Guidelines for drafting your values:

  • What values are important for the long-term success of the business (i.e., what values will give additional guidance to those involved with the company and significantly contribute to the success of the company’s mission and vision)?
  • What values are important to the people in the business?
  • Which of the values above are important to develop across the entire organization?
  • Take the values and draft them in a manner that reflects the company’s style and personality.

Questions to ask about your draft values:

  • Are the values clear and understandable to all stakeholders (i.e., are they easy to grasp)?
  • Are they important?
  • Are they the minimum necessary to communicate?
  • Will they offer guidance to the current organization?
  • Will people understand, appreciate, and incorporate them?
  • Do they distinguish the company from all others?
  • Are they free of jargon and written in a manner that fits the company?
  • Can they be easily memorized and repeated?
  • Are they narrow enough to help guide the key stakeholders and will they help avoid distractions?
  • Do they align with the company’s mission and vision and key people in the organization?
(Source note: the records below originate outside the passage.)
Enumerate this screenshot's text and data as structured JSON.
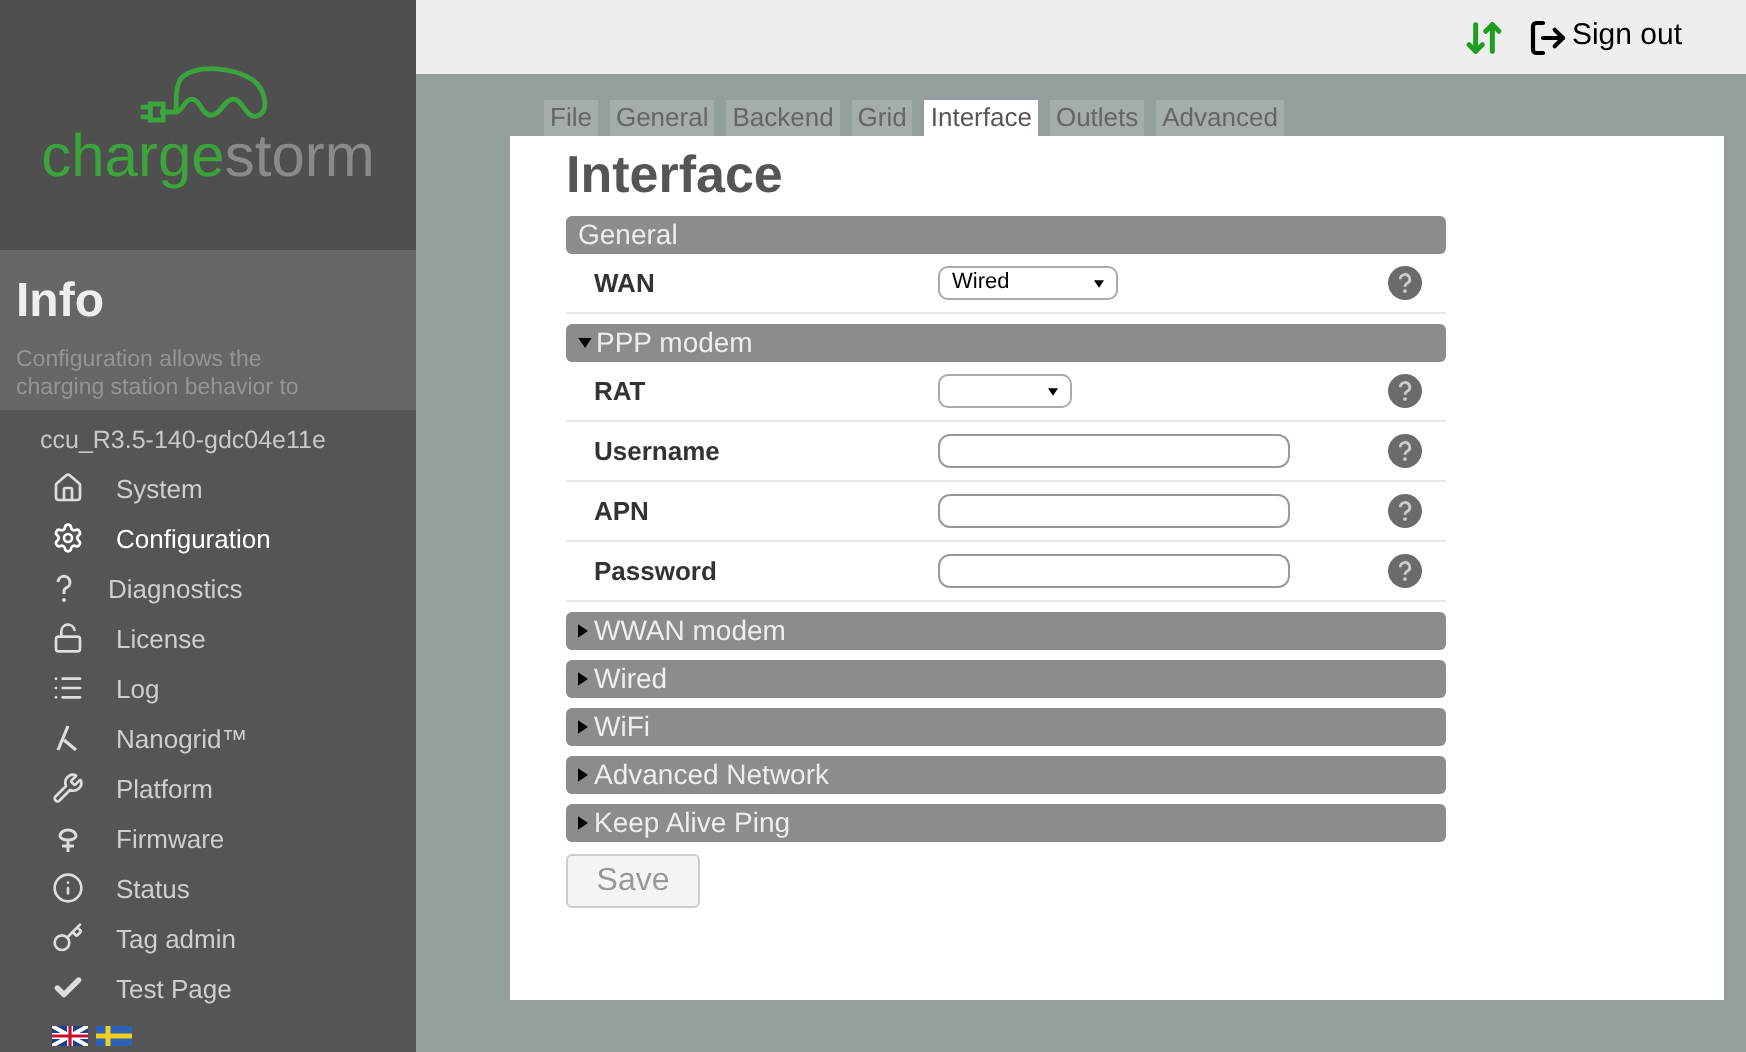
{
  "logo": {
    "text_parts": [
      "charge",
      "storm"
    ]
  },
  "info": {
    "title": "Info",
    "description": "Configuration allows the charging station behavior to",
    "version": "ccu_R3.5-140-gdc04e11e"
  },
  "sidebar": {
    "items": [
      {
        "label": "System",
        "selected": false
      },
      {
        "label": "Configuration",
        "selected": true
      },
      {
        "label": "Diagnostics",
        "selected": false
      },
      {
        "label": "License",
        "selected": false
      },
      {
        "label": "Log",
        "selected": false
      },
      {
        "label": "Nanogrid™",
        "selected": false
      },
      {
        "label": "Platform",
        "selected": false
      },
      {
        "label": "Firmware",
        "selected": false
      },
      {
        "label": "Status",
        "selected": false
      },
      {
        "label": "Tag admin",
        "selected": false
      },
      {
        "label": "Test Page",
        "selected": false
      }
    ]
  },
  "top_bar": {
    "sign_out": "Sign out"
  },
  "tabs": [
    {
      "label": "File",
      "selected": false
    },
    {
      "label": "General",
      "selected": false
    },
    {
      "label": "Backend",
      "selected": false
    },
    {
      "label": "Grid",
      "selected": false
    },
    {
      "label": "Interface",
      "selected": true
    },
    {
      "label": "Outlets",
      "selected": false
    },
    {
      "label": "Advanced",
      "selected": false
    }
  ],
  "page_title": "Interface",
  "sections": [
    {
      "title": "General",
      "fields": [
        {
          "label": "WAN",
          "kind": "select",
          "value": "Wired"
        }
      ]
    },
    {
      "title": "PPP modem",
      "collapsible": true,
      "expanded": true,
      "fields": [
        {
          "label": "RAT",
          "kind": "select"
        },
        {
          "label": "Username",
          "kind": "text"
        },
        {
          "label": "APN",
          "kind": "text"
        },
        {
          "label": "Password",
          "kind": "text"
        }
      ]
    },
    {
      "title": "WWAN modem",
      "collapsible": true,
      "expanded": false
    },
    {
      "title": "Wired",
      "collapsible": true,
      "expanded": false
    },
    {
      "title": "WiFi",
      "collapsible": true,
      "expanded": false
    },
    {
      "title": "Advanced Network",
      "collapsible": true,
      "expanded": false
    },
    {
      "title": "Keep Alive Ping",
      "collapsible": true,
      "expanded": false
    }
  ],
  "save_button": {
    "label": "Save",
    "disabled": true
  }
}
Step 4: Define Your Priorities

If you mention multiple stakeholders or have other ambiguity in your mission, vision, and values statements, you can clarify your priorities with a priorities statement.

Priorities statements are useful for helping guide decisions when the mission, vision, and value statements do not provide guidance (e.g., when a decision that would be good for one stakeholder would be at the expense of another stakeholder).

Example: OpenView
OpenView mentions portfolio companies, investors, and staff in its mission statement. The OpenView priority statement clarifies its priorities as follows:

  • Portfolio companies are our first priority
  • Firm/investors are our second priority
  • Individuals are our third priority

You should be able to get your senior management team to a level of agreement on your aspirations (mission, vision, values, and priorities) if you turn off your phones and computers, take out your flip charts, and work collaboratively over the course of one full day. Once you have general agreement on your aspirations, you can get a good sense of how they sound by asking each senior manager to present them aloud to the rest of the team at the end of the day. This will help you identify and fix any issues, reinforce the aspirations among each member of the senior team, and give everyone practice with presenting the aspirations.

A good way to finish the session is to go around the room and ask if each senior manager is committed to living the aspirations and communicating and reinforcing the aspirations with their staff. The process should not stop until you have a full commitment from each of the senior managers.

Founder & Partner

As the founder of OpenView, Scott focuses on distinctive business models and products that uniquely address a meaningful market pain point. This includes a broad interest in application and infrastructure companies, and businesses that are addressing the next generation of technology, including SaaS, cloud computing, mobile platforms, storage, networking, IT tools, and development tools.